Responding to today’s Scottish rate resolution debate and the decision to pass the motion, Stephen Hay, RSM’s head of tax in Scotland, said:
‘Today’s decision, although not unexpected, signals a pivotal moment for Scotland. Not only will the decision pave the way to introduce a five rate system for the first time, but it presents further tax divergence between Scotland and the rest of the UK.
‘Due to the fiscal backdrop in Scotland, a need to generate more tax revenues was the driver of change and the announced tax rate bands at 19p, 20p, 21p, 41p and 46p will indeed raise £219m more than the current system.
‘The decision will mean 45 per cent of taxpayers in Scotland will pay more than their counterparts in the rest of the UK as the Scottish government has added a 41p tax rate (one percentage higher than the top rate in the rest of the UK) and an additional 46p tax band. On the other hand, today’s decision also sees 55 per cent of Scottish taxpayers paying less than the UK, confirming that middle and higher earners will take the brunt of the tax hikes.
‘But what’s changed since the original announcement in December. First, Derek Mackay has also lowered the threshold of the 41p tax band to £43,430 which will correct an irregularity from the original proposals where taxpayers who earn between £43,525 and £58,500 would have paid less tax rather than more, which will raise a further £55m. In addition, the Scottish Finance Secretary confirmed that the marriage couple allowance will still remain for taxpayers within the three lowest tax bands.
‘The historical move towards a more progressive tax framework should be commended but it does present another level of complexity for HMRC to process Scottish taxes and the Scottish Government will have to foot the bill for the additional administration so the net gain will be reduced.
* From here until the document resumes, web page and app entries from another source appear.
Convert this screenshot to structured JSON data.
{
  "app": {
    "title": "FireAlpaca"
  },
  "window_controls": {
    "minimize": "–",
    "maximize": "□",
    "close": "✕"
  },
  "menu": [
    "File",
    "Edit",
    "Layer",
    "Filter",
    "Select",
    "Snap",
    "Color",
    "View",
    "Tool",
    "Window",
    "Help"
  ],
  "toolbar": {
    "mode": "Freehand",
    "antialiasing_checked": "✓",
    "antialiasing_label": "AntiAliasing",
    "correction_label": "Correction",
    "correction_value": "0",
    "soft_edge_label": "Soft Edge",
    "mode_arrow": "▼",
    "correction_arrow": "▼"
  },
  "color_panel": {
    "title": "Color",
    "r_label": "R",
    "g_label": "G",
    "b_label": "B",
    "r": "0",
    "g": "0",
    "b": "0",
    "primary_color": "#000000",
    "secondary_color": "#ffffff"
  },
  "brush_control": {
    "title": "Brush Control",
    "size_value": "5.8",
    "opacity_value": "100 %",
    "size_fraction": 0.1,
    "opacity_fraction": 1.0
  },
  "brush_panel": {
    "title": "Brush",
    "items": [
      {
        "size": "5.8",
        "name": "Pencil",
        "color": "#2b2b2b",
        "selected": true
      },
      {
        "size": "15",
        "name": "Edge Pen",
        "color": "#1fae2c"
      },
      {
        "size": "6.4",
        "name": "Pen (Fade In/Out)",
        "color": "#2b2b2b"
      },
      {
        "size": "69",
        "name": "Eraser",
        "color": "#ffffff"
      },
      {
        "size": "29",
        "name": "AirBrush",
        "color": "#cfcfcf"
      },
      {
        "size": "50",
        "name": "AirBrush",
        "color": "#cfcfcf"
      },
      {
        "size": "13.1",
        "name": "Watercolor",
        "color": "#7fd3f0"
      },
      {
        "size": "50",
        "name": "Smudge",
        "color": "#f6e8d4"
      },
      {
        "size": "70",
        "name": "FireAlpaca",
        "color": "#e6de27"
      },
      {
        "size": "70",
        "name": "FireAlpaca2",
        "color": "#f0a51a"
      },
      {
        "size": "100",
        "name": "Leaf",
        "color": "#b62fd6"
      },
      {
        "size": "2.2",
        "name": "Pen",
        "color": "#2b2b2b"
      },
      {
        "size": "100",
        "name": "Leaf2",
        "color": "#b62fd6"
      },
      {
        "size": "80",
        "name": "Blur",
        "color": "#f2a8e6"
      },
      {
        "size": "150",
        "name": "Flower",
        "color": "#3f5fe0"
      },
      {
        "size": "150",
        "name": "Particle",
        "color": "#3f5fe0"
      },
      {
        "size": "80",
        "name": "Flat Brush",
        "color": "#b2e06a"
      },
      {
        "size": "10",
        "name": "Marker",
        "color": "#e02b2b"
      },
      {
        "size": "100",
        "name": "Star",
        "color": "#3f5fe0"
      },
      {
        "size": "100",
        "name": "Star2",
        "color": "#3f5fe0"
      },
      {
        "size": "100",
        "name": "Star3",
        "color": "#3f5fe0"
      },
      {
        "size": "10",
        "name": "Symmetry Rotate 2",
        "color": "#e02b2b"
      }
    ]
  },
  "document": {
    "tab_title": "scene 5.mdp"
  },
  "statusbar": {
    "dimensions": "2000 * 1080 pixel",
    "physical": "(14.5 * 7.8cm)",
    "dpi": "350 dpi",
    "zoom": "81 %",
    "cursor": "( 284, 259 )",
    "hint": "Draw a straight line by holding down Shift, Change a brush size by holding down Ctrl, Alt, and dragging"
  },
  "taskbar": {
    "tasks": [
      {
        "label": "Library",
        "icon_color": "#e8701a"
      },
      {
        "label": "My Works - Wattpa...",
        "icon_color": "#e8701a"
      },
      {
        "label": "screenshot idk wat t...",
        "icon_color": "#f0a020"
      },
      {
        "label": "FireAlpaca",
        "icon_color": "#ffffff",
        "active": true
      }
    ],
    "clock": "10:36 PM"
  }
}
‘Which begs the question, do the plans go far enough to support public services, economic growth, home owners and Scotland’s fiscal health? The additional £219m only just covers the decrease in block grant funding at £200m so Scotland will effectively breakeven; and it will make little impact on the growing deficit which sits at £12bn. Now the bold step has been taken to use the devolved powers and add additional tax bands; could we see further tax increases in the future to make up the shortfall?